Natoli Engineering Includes LIF Sensor in Catalog

February 3, 2011

The LIF Sensor was designed to provide blend uniformity and end-point detection during blending of powders, as well as for liquid applications.

Natoli Engineering Company, Inc. (St. Charles, MO) has included a Light Induced Fluorescence (LIF) Sensor in its new Tablet Compression Accessories Catalog. The LIF Sensor was designed to provide blend uniformity and end-point detection during blending of powders, as well as for liquid applications.

“Granulation sticking to tablet-compression tooling and other contact surfaces is one of the biggest obstacles in tablet compression today,” says Dale Natoli, the company’s vice president of engineering.

“With the need to increase manufacturing efficiencies while maintaining tablet quality, pharmaceutical companies are favoring direct-compression formulas, which contribute to the sticking issues.

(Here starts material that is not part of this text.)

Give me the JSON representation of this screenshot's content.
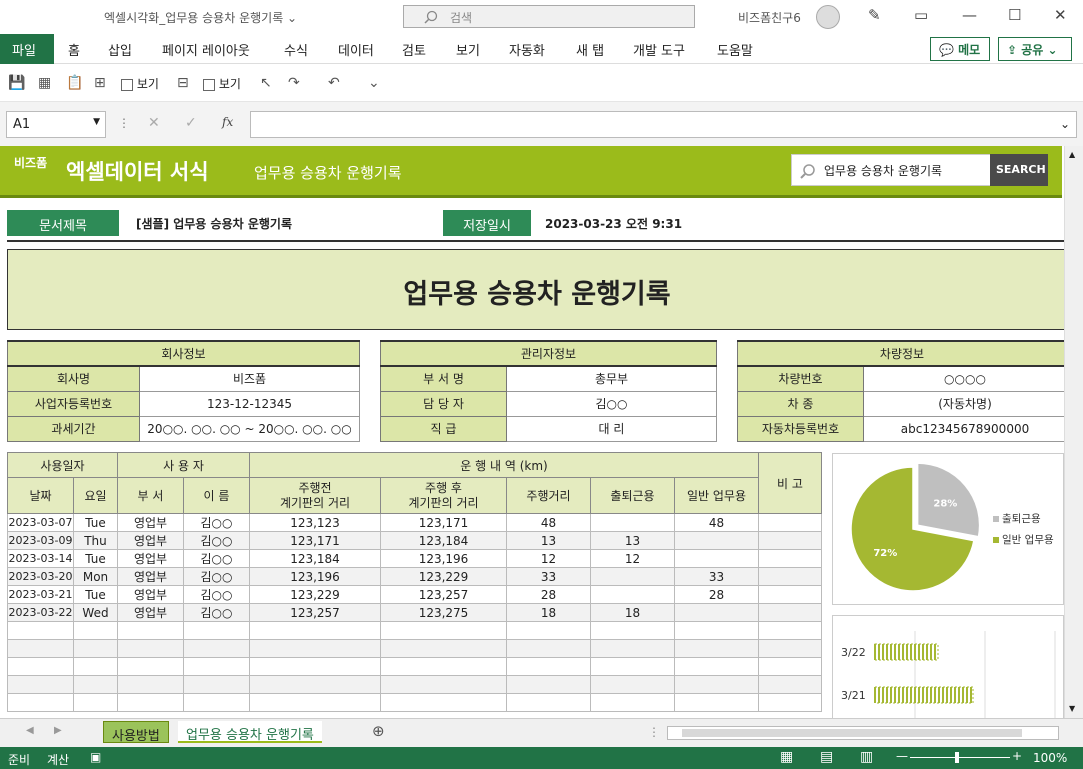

The LIF sensor gives tablet manufacturers the capability to ensure blending uniformity prior to tablet production, thus reducing product waste and labor.”

The LIF Sensor enables real-time monitoring of fluorophore solutes via intrinsic fluorescent sensing in the solid state that the company says has not been previously possible. In addition, the LIF Sensor provides remarkable sensitivity, a wide dynamic range, and low detection limits, resulting in improved product quality by reducing process upsets, lower annual product waste, improved root-cause analysis during manufacturing quality incidents often common within the pharmaceutical industry, improved process efficiency by reducing manufacturing processing time, and improved operator safety via an in-line approach.

Because fluorescence is approximately 1000 times more sensitive than absorbance spectroscopy, the LIF Sensor can accurately measure residual Active Pharmaceutical Ingredients (APIs) in both rinse water and directly on surfaces. This field analysis capability provides near real-time cleaning validation and eliminates the need to swab and send samples to the lab for High Performance Liquid Chromatography (HPLC) analysis, which can take days, or even weeks, the company says.